A PROCLAMATION. Whereas it is provided by the 11th section of the act of Congress, entitled “ An act to interdict the commercial intercourse between the United States and Great Britain and France, and their dependencies, and for other purposes; that “in case either France or Great Britain shall so revoke or modify her edicts, as that they shall cease to violate the neutral commerce of the United States ;” the President is authorized to declare the same by proclamation, after which the trade suspended by the said act, and by an act laying an embargo on all ships and vessels in the ports and harbours of the United States, and the several acts supplementary thereto, may be renewed with the nation so doing. And whereas the honourable David Montague Erskine, his Britannick majesty's envoy extraordinary and minister plenipotentiary, has by the order and in the name of his sovereign declared to this government, that the British orders in council of January and November, 1307, will have been withdrawn, as respects the United States, on the 10th day of June next.
Now TNEREFORE, I, JAMES MADISON, President of the United States, do hereby proclaim, that the orders in
council aforesaid, will have been withdrawn on the said tenth day of June next ; after which day the trade of the United States with Great Britain, as suspended by the act of Congress above mentioned, and an act laying an embargo on all ships and vessels in the ports and harbours of the United States, and the several acts supplementary thereto, may be renewed. Given under my hand and the seal of the United States,
at Washington, the nineteenth day of April, in the [L. s.) year of our Lord, one thousand eight hundred and
nine, and of the independence of the United States,
FROM THE PRESIDENT OF THE UNITED STATES TO THE
SENATE. JUNE 15, 1809. In compliance with the resolution of the Senate of the 13th instant, I transmit extracts from letters from Mr. Pinkney to the Secretary of State, accompanied by letters and communications to him, from the British secretary of state for the foreign department; all of which have been received here since.the last session of Congress.
To these documents, are added a communication just made by Mr. Erskine to the Secretary of State, and his answer.
Mr. Canning to Mr. Pinkney. Foreign Office, December,

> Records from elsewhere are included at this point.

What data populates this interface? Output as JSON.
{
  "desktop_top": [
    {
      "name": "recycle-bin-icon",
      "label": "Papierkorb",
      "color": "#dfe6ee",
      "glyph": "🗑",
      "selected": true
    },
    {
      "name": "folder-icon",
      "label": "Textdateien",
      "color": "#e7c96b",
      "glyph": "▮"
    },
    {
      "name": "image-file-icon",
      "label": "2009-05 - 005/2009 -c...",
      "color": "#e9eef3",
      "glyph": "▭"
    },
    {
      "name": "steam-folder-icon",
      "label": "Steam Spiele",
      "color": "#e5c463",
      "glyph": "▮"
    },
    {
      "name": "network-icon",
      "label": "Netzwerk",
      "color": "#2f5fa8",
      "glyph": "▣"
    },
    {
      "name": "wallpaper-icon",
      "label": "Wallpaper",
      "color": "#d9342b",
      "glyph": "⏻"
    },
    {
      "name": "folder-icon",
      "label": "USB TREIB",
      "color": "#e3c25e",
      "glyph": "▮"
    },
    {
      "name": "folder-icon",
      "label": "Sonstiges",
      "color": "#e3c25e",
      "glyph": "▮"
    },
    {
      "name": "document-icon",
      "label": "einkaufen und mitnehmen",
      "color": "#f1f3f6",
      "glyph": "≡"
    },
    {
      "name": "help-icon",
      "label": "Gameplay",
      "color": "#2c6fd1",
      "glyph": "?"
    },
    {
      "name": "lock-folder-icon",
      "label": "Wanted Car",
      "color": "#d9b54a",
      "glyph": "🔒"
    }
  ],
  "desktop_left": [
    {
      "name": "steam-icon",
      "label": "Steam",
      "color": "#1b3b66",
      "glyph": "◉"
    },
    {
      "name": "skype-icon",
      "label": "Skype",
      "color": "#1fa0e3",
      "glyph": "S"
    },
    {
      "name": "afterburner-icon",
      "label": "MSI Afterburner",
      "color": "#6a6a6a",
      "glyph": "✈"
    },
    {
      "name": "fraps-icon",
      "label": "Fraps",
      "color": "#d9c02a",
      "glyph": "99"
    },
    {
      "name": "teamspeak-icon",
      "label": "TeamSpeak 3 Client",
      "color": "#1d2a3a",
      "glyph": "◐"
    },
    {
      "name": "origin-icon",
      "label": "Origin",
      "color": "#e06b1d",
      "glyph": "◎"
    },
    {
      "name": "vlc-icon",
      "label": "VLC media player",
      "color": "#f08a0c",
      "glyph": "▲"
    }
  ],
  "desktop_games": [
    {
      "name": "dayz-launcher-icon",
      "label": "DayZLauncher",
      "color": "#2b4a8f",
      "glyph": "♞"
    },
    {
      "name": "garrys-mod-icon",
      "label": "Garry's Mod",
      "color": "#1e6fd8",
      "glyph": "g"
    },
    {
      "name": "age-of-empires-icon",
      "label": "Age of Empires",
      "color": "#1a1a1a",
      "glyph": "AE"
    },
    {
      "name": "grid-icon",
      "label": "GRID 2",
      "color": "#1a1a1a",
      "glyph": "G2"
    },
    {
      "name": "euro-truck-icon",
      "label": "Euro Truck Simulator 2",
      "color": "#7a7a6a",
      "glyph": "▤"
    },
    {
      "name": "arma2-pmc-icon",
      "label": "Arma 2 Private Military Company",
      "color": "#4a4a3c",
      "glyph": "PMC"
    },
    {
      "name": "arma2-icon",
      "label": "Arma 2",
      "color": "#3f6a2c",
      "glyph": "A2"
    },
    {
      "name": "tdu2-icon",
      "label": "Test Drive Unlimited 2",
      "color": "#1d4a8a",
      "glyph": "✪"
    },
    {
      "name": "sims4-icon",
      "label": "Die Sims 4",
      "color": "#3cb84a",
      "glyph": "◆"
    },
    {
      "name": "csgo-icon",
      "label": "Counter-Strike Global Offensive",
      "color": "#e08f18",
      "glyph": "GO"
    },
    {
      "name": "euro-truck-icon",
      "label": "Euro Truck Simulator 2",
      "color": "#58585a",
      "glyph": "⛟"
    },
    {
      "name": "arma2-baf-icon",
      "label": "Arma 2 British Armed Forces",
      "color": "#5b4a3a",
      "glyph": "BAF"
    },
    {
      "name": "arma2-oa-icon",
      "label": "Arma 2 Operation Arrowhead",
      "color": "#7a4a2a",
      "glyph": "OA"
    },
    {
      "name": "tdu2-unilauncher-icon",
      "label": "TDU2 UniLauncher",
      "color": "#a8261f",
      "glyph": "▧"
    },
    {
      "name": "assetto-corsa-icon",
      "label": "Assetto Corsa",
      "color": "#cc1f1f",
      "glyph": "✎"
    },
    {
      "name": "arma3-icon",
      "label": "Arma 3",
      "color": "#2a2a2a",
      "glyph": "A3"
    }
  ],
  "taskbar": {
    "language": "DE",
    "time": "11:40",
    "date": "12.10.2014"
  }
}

24, 1808. Sir, In my official note of the 23 September 1 stated to you the probability that some alterations might be made in the orders in council, with a view to adapt iheir opera